Apple co-founder and industry icon Steve Wozniak believes personal computers need to more human to become truly personal.
Back in the early 1990s Steve Wozniak was in an airport when he pulled an Apple Newton out of his bag. It was the first time he had used the PDA device and using the stylus, he wrote in his own handwriting:
"Sarah [his daughter], dentist, Tuesday, 2pm."
He tapped the Assist button and it automatically opened the calendar app on Tuesday at 2pm, added in the word "dentist" and grabbed Sarah's details from his contacts list.
It was a moment which would change Wozniak's perception of computing forever. "That was the first time in my life I had seen a computer understand... I had written something for a human, and the computer understood it."
Fast-forward 20 years and while the Newton may be long obsolete, Wozniak still wants the same thing - a computer that understand him; a computer that will be his "best friend."
The computers we talk about today are not what we have typically viewed as computers for the last 20 years. They are the small but incredibly powerful smartphones and tablets which we carry around in our pockets and bags wherever we go.
The method of interaction with these devices has also changed, with voice now used as the 'human' way of interacting.
For Wozniak, Siri has long been his favourite app, even before it was acquired by Apple.
Closer than ever
He says that we are now closer than ever to the technology we use on a daily basis but to move things forward Wozniak says that Apple needs to open up Siri to third-party developers so that voice can become ubiquitous across the system.

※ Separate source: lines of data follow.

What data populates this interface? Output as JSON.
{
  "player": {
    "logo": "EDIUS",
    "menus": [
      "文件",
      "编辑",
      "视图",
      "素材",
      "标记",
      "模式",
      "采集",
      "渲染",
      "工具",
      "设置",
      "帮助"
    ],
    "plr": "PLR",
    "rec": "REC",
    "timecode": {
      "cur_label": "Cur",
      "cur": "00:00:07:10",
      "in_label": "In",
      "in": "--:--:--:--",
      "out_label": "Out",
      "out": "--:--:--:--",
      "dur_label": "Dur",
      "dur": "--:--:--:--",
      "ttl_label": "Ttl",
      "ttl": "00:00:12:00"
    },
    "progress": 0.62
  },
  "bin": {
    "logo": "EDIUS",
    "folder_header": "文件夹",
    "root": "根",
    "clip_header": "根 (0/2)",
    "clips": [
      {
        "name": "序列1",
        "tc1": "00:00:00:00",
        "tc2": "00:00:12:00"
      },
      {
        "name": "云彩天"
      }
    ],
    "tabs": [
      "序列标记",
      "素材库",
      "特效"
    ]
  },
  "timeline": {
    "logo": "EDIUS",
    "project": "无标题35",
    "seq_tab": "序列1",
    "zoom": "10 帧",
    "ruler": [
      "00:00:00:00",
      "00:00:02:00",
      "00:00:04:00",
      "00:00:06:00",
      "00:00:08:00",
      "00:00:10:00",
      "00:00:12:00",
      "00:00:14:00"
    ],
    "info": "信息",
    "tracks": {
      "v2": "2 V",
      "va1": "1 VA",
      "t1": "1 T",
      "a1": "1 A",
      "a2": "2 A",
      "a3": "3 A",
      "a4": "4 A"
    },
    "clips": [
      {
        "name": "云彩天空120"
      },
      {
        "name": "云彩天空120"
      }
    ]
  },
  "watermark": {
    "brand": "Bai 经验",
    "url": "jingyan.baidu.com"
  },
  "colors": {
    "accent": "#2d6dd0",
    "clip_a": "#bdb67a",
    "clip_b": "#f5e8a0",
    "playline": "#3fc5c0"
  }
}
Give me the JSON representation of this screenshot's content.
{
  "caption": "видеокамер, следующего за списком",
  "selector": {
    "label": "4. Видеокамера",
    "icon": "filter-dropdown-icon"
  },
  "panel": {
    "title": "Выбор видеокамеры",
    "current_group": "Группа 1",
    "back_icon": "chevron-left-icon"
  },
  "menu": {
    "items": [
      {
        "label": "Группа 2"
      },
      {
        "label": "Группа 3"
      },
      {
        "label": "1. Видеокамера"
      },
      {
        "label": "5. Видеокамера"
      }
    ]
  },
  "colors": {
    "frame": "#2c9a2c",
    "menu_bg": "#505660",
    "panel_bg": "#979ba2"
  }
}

Wozniak, who was speaking at the Apps World conference in London on Wednesday, says the next logical step in bringing technology even closer is by making it wearable, where you have access to what you want, when you want, at all times.
Wozniak says that what he wants on his wrist is a "knowledge navigator" but recognises that "new ideas are very hard to come up with." He says that having just some functions of a phone on your wrist - as the current generation of devices do - is not enough: "I want a wearable phone."
Wozniak also spoke about the potential for computers to become as, if not more, intelligent than humans. He said that for years he dismissed the idea out-of-hand, and mentioned futurist Ray Kurzweil's singularity theory which speculates that there will be a moment in time when artificial intelligence will have progressed to the point of a greater-than-human intelligence.
While Wozniak doesn't believe this "moment" will come any time in the next 20 years, he now concedes that these machines could equal or surpass human intelligence in the next "20 to 200 years."
He says he has seen many signs in recent years to make him change his beliefs on the theory.